This week’s featured missing person (I forgot to put it up yesterday, sorry) is Arisoneide Oliveira Gosselin, who disappeared from Turlock, California on May 28, 1992. She was 31. She was from Brazil and moved to the US at age 23, after she married an American.
Whether her disappearance is related to her troubled marriage I don’t know, but it seems highly likely that she met with foul play. She appears to have been a responsible person and a devoted mother, and she left all her belongings behind as well as her kid, and her husband was using drugs and in no position to take care of the child.
Anyone have any idea how to pronounce her name?
In honor of National Hispanic Heritage Month I’m featuring a Hispanic missing person every day from September 15 to October 15. Today’s case is Gustavo Machado, a 44-year-old biracial black/Hispanic man.
Machado suffers from severe mental illness and was a patient at the now-defunct Greystone Park Psychiatric Hospital in Morris Plains, New Jersey when he initially disappeared in 1992. He was 33 years old.

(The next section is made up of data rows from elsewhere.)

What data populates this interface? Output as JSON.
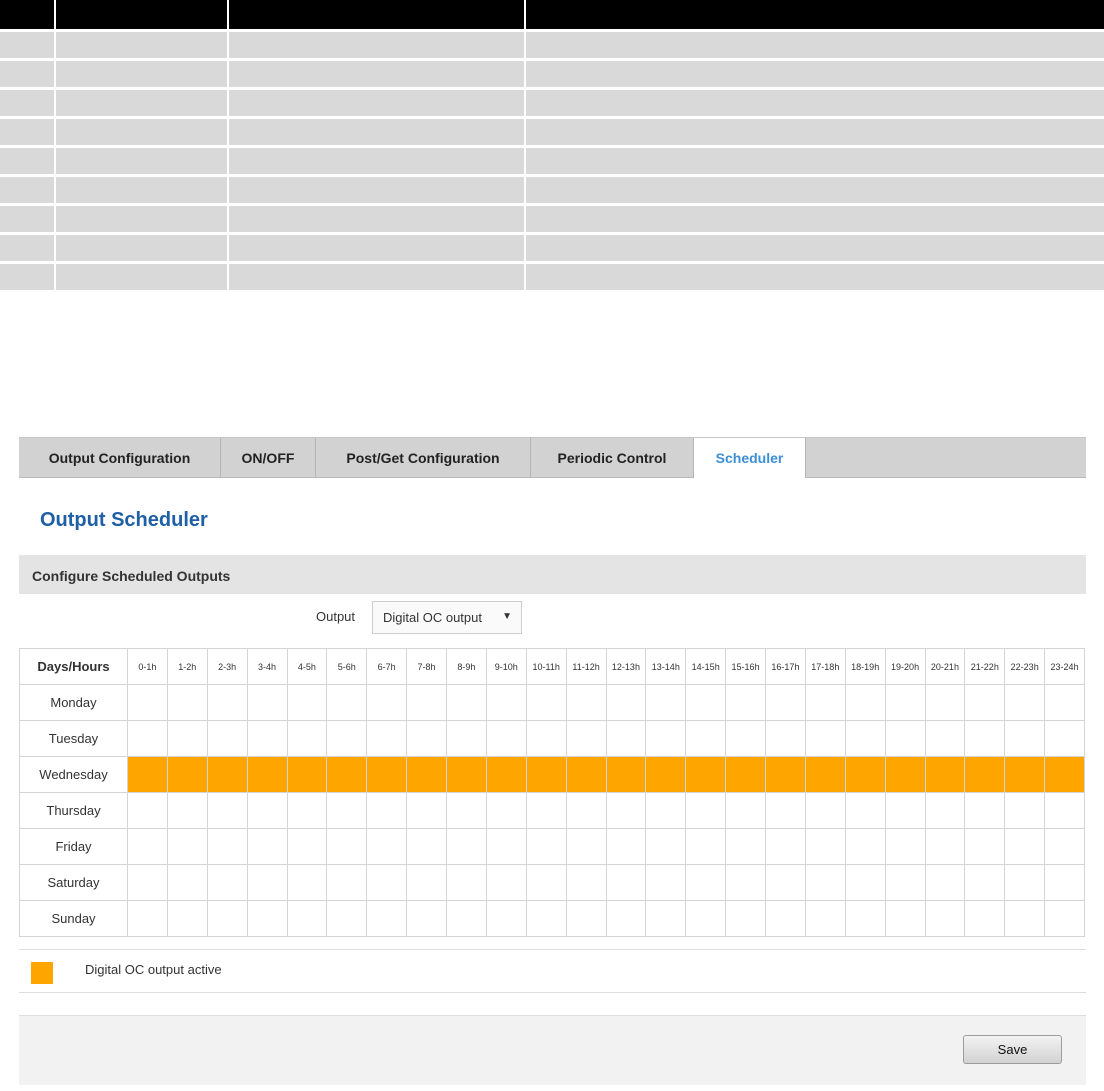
{
  "top_table": {
    "columns": 4,
    "body_rows": 9
  },
  "tabs": [
    {
      "label": "Output Configuration",
      "active": false
    },
    {
      "label": "ON/OFF",
      "active": false
    },
    {
      "label": "Post/Get Configuration",
      "active": false
    },
    {
      "label": "Periodic Control",
      "active": false
    },
    {
      "label": "Scheduler",
      "active": true
    }
  ],
  "page_title": "Output Scheduler",
  "section_title": "Configure Scheduled Outputs",
  "output": {
    "label": "Output",
    "selected": "Digital OC output"
  },
  "schedule": {
    "corner_label": "Days/Hours",
    "hours": [
      "0-1h",
      "1-2h",
      "2-3h",
      "3-4h",
      "4-5h",
      "5-6h",
      "6-7h",
      "7-8h",
      "8-9h",
      "9-10h",
      "10-11h",
      "11-12h",
      "12-13h",
      "13-14h",
      "14-15h",
      "15-16h",
      "16-17h",
      "17-18h",
      "18-19h",
      "19-20h",
      "20-21h",
      "21-22h",
      "22-23h",
      "23-24h"
    ],
    "days": [
      {
        "name": "Monday",
        "active_hours": []
      },
      {
        "name": "Tuesday",
        "active_hours": []
      },
      {
        "name": "Wednesday",
        "active_hours": [
          0,
          1,
          2,
          3,
          4,
          5,
          6,
          7,
          8,
          9,
          10,
          11,
          12,
          13,
          14,
          15,
          16,
          17,
          18,
          19,
          20,
          21,
          22,
          23
        ]
      },
      {
        "name": "Thursday",
        "active_hours": []
      },
      {
        "name": "Friday",
        "active_hours": []
      },
      {
        "name": "Saturday",
        "active_hours": []
      },
      {
        "name": "Sunday",
        "active_hours": []
      }
    ]
  },
  "legend": {
    "label": "Digital OC output active",
    "color": "#ffa500"
  },
  "buttons": {
    "save": "Save"
  },
  "colors": {
    "active_cell": "#ffa500",
    "title_blue": "#1f5fa6",
    "active_tab": "#3b8fd6"
  }
}
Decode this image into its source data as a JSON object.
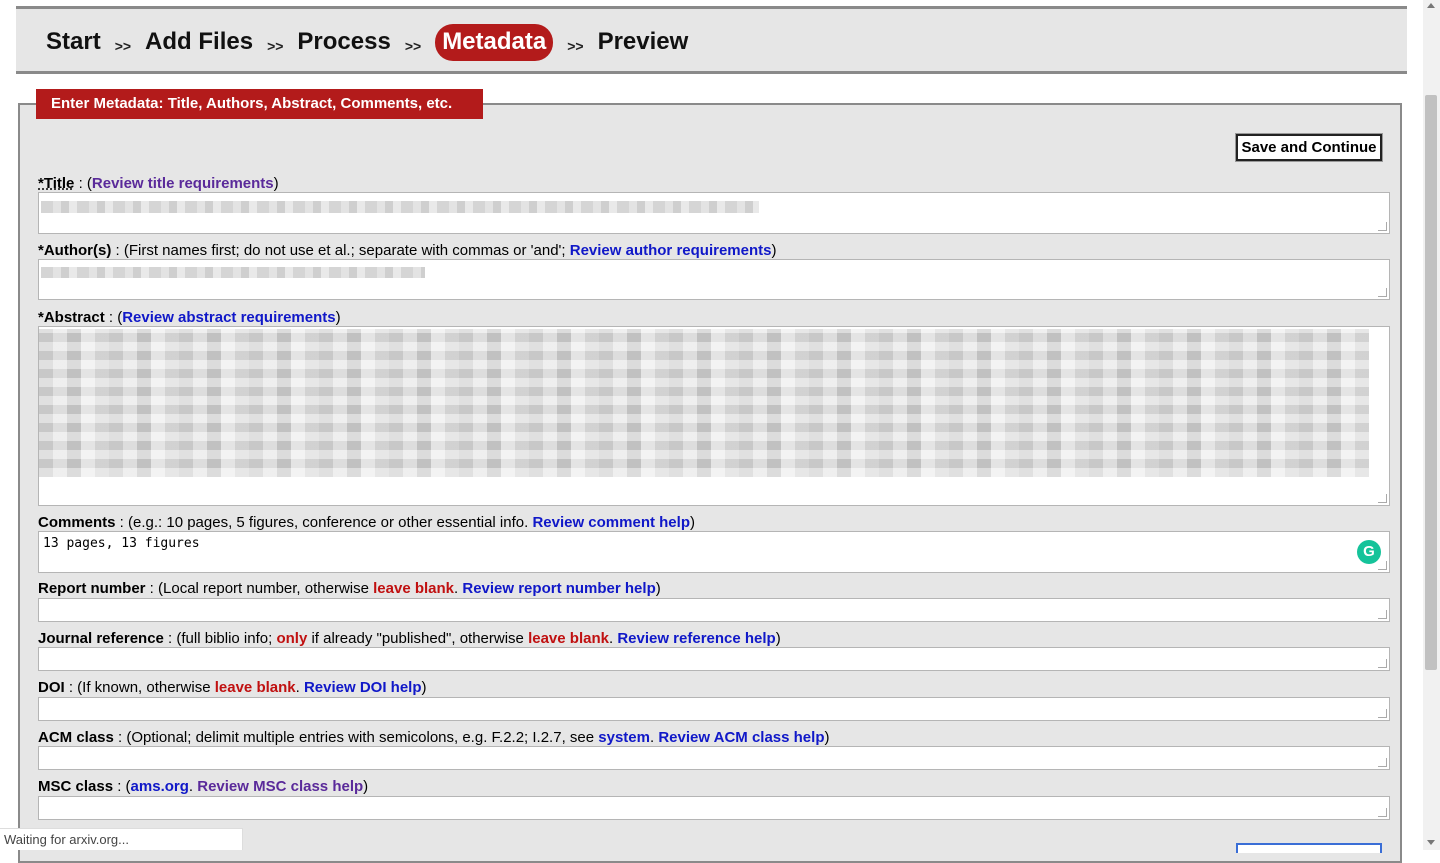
{
  "steps": {
    "start": "Start",
    "add_files": "Add Files",
    "process": "Process",
    "metadata": "Metadata",
    "preview": "Preview",
    "separator": ">>"
  },
  "panel": {
    "legend": "Enter Metadata: Title, Authors, Abstract, Comments, etc.",
    "save_label": "Save and Continue"
  },
  "title": {
    "label": "*Title",
    "sep": " : (",
    "link": "Review title requirements",
    "close": ")"
  },
  "authors": {
    "label": "*Author(s)",
    "note": " : (First names first; do not use et al.; separate with commas or 'and'; ",
    "link": "Review author requirements",
    "close": ")"
  },
  "abstract": {
    "label": "*Abstract",
    "sep": " : (",
    "link": "Review abstract requirements",
    "close": ")"
  },
  "comments": {
    "label": "Comments",
    "note": " : (e.g.: 10 pages, 5 figures, conference or other essential info. ",
    "link": "Review comment help",
    "close": ")",
    "value": "13 pages, 13 figures"
  },
  "report": {
    "label": "Report number",
    "note": " : (Local report number, otherwise ",
    "red": "leave blank",
    "dot": ". ",
    "link": "Review report number help",
    "close": ")"
  },
  "journal": {
    "label": "Journal reference",
    "note1": " : (full biblio info; ",
    "red1": "only",
    "note2": " if already \"published\", otherwise ",
    "red2": "leave blank",
    "dot": ". ",
    "link": "Review reference help",
    "close": ")"
  },
  "doi": {
    "label": "DOI",
    "note": " : (If known, otherwise ",
    "red": "leave blank",
    "dot": ". ",
    "link": "Review DOI help",
    "close": ")"
  },
  "acm": {
    "label": "ACM class",
    "note": " : (Optional; delimit multiple entries with semicolons, e.g. F.2.2; I.2.7, see ",
    "link1": "system",
    "dot": ". ",
    "link2": "Review ACM class help",
    "close": ")"
  },
  "msc": {
    "label": "MSC class",
    "sep": " : (",
    "link1": "ams.org",
    "dot": ". ",
    "link2": "Review MSC class help",
    "close": ")"
  },
  "status_bar": "Waiting for arxiv.org...",
  "icons": {
    "grammarly": "G"
  },
  "colors": {
    "accent": "#b31b1b",
    "link": "#1018c8",
    "visited_link": "#5a2a9a",
    "warning": "#c01010"
  }
}
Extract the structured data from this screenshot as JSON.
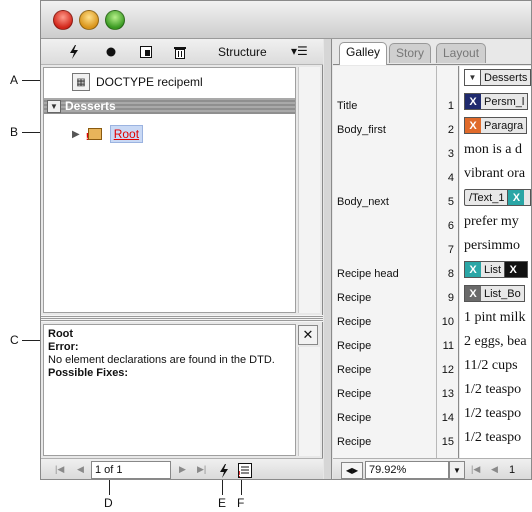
{
  "callouts": {
    "a": "A",
    "b": "B",
    "c": "C",
    "d": "D",
    "e": "E",
    "f": "F"
  },
  "structure_pane": {
    "title": "Structure",
    "menu_icon": "panel-menu-icon",
    "toolbar_icons": [
      "lightning-icon",
      "dot-icon",
      "add-tag-icon",
      "trash-icon"
    ],
    "doctype_label": "DOCTYPE recipeml",
    "section_bar_label": "Desserts",
    "root_label": "Root"
  },
  "info_panel": {
    "element_name": "Root",
    "error_heading": "Error:",
    "error_message": "No element declarations are found in the DTD.",
    "fixes_heading": "Possible Fixes:"
  },
  "pager": {
    "page_value": "1 of 1"
  },
  "story_editor": {
    "tabs": [
      {
        "label": "Galley",
        "active": true
      },
      {
        "label": "Story",
        "active": false
      },
      {
        "label": "Layout",
        "active": false
      }
    ],
    "rows": [
      {
        "tag": "",
        "num": ""
      },
      {
        "tag": "Title",
        "num": "1"
      },
      {
        "tag": "Body_first",
        "num": "2"
      },
      {
        "tag": "",
        "num": "3"
      },
      {
        "tag": "",
        "num": "4"
      },
      {
        "tag": "Body_next",
        "num": "5"
      },
      {
        "tag": "",
        "num": "6"
      },
      {
        "tag": "",
        "num": "7"
      },
      {
        "tag": "Recipe head",
        "num": "8"
      },
      {
        "tag": "Recipe",
        "num": "9"
      },
      {
        "tag": "Recipe",
        "num": "10"
      },
      {
        "tag": "Recipe",
        "num": "11"
      },
      {
        "tag": "Recipe",
        "num": "12"
      },
      {
        "tag": "Recipe",
        "num": "13"
      },
      {
        "tag": "Recipe",
        "num": "14"
      },
      {
        "tag": "Recipe",
        "num": "15"
      }
    ],
    "content": {
      "r0_chip": "Desserts",
      "r1_chip": "Persm_l",
      "r2_chip": "Paragra",
      "r3_text": "mon is a d",
      "r4_text": "vibrant ora",
      "r5_chip": "/Text_1",
      "r6_text": "prefer my",
      "r7_text": "persimmo",
      "r8_chip": "List",
      "r9_chip": "List_Bo",
      "r10_text": "1 pint milk",
      "r11_text": "2 eggs, bea",
      "r12_text": "11/2 cups",
      "r13_text": "1/2 teaspo",
      "r14_text": "1/2 teaspo",
      "r15_text": "1/2 teaspo"
    },
    "zoom_value": "79.92%",
    "page_indicator": "1"
  },
  "colors": {
    "error_red": "#e10000",
    "tag_navy": "#1f2a6e",
    "tag_orange": "#e06a2a",
    "tag_teal": "#2aa6a6"
  }
}
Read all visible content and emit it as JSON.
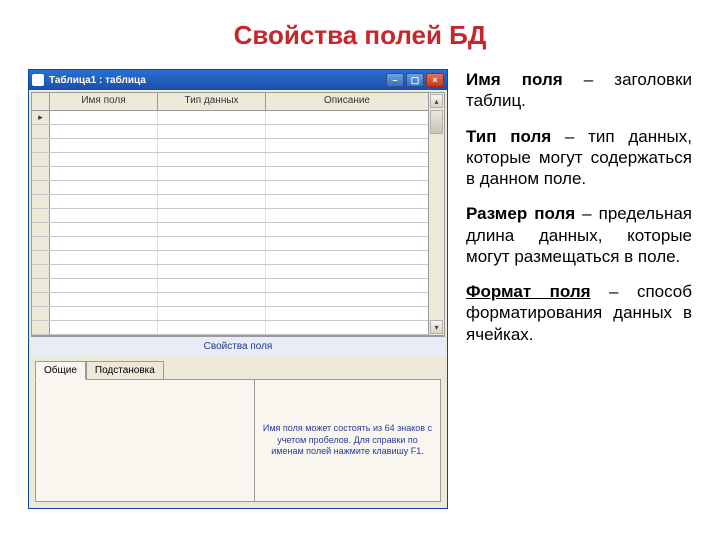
{
  "title": "Свойства полей БД",
  "app": {
    "window_title": "Таблица1 : таблица",
    "columns": {
      "c1": "Имя поля",
      "c2": "Тип данных",
      "c3": "Описание"
    },
    "section": "Свойства поля",
    "tabs": {
      "general": "Общие",
      "lookup": "Подстановка"
    },
    "hint": "Имя поля может состоять из 64 знаков с учетом пробелов. Для справки по именам полей нажмите клавишу F1."
  },
  "descr": {
    "p1": {
      "term": "Имя поля",
      "rest": " – заголовки таблиц."
    },
    "p2": {
      "term": "Тип поля",
      "rest": " – тип данных, которые могут содержаться в данном поле."
    },
    "p3": {
      "term": "Размер поля",
      "rest": " – предельная длина данных, которые могут размещаться в поле."
    },
    "p4": {
      "term": "Формат поля",
      "rest": " – способ форматирования данных в ячейках."
    }
  },
  "chart_data": {
    "type": "table",
    "columns": [
      "Имя поля",
      "Тип данных",
      "Описание"
    ],
    "rows": []
  }
}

He resurfaced in Paterson, New Jersey on November 13, 2003, where I guess he was arrested; the photo taken of him at that time looks like a mug shot. He hasn’t been seen since.
Machado has a lot of tattoos, including several of writing in Spanish. If he’s still alive he’d be 60 years old and, probably, still living underground.
This week’s featured missing person is Walter Sidney Grant, a 61-year-old Native American man who disappeared from Lincoln, Nebraska on October 17, 1992.
He was homeless at the time of his disappearance, and for that reason (and his age–he’d be in his late eighties now) I doubt he’s still alive. He had distinctive tattoos, and I hope if his body is located, he can be identified.
In honor of Black History Month I’m profiling one African-American MP every day on this blog for the month of February. Today’s case is Maxine Gray, a 30-year-old woman who disappeared from Mount Pleasant, Texas on April 5, 1992. Mount Pleasant is in the northeast corner of the state.
Unfortunately I have almost nothing on Maxine, only a little about the car she was driving: a black 1965 Chevy Malibu, which must have been distinctive. Even the photo I’ve got for her isn’t of the greatest quality.
If by chance any of Maxine’s relatives or friends see this post, I’d love for them to contact me. If she’s still alive she’d be about 57 years old today.
In honor of National Hispanic Heritage Month I’m featuring a Hispanic missing person every day from September 15 to October 15. Today’s case is Martha Martinez Maxwell, a 41-year-old woman who disappeared from Fort Worth, Texas on May 10, 1992.
Her family got a letter from her saying she was leaving her husband Jeffrey, but they don’t believe the letter was genuine because she would normally have just called them. Martha also left her documents, her car and her child behind.
Prior to her disappearance, Martha had been the victim of severe abuse at Jeffrey’s hands. In 2012, he was sentenced to life in prison for the unrelated kidnapping and rape of a 62-year-old woman whom he’d held captive in a special secret compartment in his house for thirteen days.
Sadly, it’s not too hard to surmise what must have happened to Martha.
In honor of National Hispanic Heritage Month I’m featuring a Hispanic missing person every day from September 15 to October 15. Today’s case is Jorge Acosta, a twelve-year-old boy who disappeared on November 1, 1992 from Los Angeles, California.
I’ve wondered about Jorge’s case for a long time because he’s always been listed as a runaway, and continues to be listed as such, but he was only twelve years old, and he’s been gone for 25 years now. That is very unusual.
I wish I knew more details about his disappearance. If he’s still alive, Jorge would now be 38 years old.
This week’s featured MP (I missed last week, sorry) is Anna Lee Manning, who disappeared from Danville, Kentucky on November 19, 1992. She was 23 years old and left behind a young daughter. She wasn’t reported missing until early 1994.
The obvious possible suspect in Anna’s disappearance would be abusive husband, but he was not involved — he was in jail when she disappeared, and that’s about as good an alibi as you can get, short of being dead. Foul play is suspected in her case.
The admirable Unsolved Appalachia blog, which I’ve been mining as of late, ought to profile this case.